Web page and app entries
********************

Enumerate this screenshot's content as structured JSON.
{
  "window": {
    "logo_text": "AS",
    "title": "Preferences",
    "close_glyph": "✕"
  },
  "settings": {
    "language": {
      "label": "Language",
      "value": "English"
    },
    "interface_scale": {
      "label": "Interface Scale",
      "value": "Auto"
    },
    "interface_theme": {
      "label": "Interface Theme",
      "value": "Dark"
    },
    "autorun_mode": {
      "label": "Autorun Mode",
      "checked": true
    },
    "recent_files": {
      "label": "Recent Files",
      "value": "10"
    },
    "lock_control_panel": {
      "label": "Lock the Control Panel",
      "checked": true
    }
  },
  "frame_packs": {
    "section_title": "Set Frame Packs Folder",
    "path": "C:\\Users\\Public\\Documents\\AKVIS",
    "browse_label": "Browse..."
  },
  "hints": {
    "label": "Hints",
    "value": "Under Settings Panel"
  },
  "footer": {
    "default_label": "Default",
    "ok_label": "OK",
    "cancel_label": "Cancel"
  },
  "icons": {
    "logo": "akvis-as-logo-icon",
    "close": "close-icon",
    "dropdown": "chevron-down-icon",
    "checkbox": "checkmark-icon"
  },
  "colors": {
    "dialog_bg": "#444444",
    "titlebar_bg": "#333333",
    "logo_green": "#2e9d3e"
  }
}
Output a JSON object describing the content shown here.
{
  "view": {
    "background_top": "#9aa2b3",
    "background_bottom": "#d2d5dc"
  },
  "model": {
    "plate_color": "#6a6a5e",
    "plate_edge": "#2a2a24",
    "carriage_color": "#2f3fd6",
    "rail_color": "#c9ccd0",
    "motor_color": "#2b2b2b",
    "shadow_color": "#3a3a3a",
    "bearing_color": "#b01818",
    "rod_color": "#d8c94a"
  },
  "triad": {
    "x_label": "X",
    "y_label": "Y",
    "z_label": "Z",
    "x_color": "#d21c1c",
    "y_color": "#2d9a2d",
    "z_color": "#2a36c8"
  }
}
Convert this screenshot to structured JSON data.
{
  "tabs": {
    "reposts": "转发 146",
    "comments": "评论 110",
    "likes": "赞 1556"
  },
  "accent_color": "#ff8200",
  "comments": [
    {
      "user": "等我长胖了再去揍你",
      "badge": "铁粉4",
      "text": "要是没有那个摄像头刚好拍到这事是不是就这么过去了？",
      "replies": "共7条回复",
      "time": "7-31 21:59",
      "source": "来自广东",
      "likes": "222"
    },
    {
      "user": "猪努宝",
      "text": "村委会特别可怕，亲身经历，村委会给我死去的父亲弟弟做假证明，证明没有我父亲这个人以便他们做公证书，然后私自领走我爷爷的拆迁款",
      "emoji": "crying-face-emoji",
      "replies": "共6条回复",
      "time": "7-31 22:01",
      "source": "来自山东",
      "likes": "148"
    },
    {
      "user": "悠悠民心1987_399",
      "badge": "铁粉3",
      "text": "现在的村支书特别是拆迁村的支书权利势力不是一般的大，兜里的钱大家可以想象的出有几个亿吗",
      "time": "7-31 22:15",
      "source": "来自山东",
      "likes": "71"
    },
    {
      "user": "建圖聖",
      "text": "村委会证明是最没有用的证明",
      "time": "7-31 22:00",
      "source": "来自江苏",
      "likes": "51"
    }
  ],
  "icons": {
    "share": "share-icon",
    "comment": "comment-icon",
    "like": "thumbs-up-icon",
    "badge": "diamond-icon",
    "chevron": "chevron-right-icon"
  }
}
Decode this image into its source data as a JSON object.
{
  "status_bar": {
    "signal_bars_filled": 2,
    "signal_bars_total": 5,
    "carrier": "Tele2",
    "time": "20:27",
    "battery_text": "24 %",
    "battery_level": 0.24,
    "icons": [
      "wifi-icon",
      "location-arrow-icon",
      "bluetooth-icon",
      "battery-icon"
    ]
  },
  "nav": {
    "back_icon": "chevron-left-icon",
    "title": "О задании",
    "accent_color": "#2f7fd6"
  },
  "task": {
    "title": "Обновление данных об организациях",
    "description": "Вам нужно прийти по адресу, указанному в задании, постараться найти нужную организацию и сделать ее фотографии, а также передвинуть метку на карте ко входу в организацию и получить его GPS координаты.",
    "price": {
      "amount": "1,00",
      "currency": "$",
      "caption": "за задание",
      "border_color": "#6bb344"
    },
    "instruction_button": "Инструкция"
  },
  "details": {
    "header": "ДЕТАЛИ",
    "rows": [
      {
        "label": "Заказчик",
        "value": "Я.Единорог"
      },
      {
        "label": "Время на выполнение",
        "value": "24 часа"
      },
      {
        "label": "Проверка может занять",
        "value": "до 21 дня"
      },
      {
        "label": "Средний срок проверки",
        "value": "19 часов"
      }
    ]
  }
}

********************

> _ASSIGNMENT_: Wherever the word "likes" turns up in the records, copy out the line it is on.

> _ANSWER SPACE_:
    "likes": "赞 1556"
      "likes": "222"
      "likes": "148"
      "likes": "71"
      "likes": "51"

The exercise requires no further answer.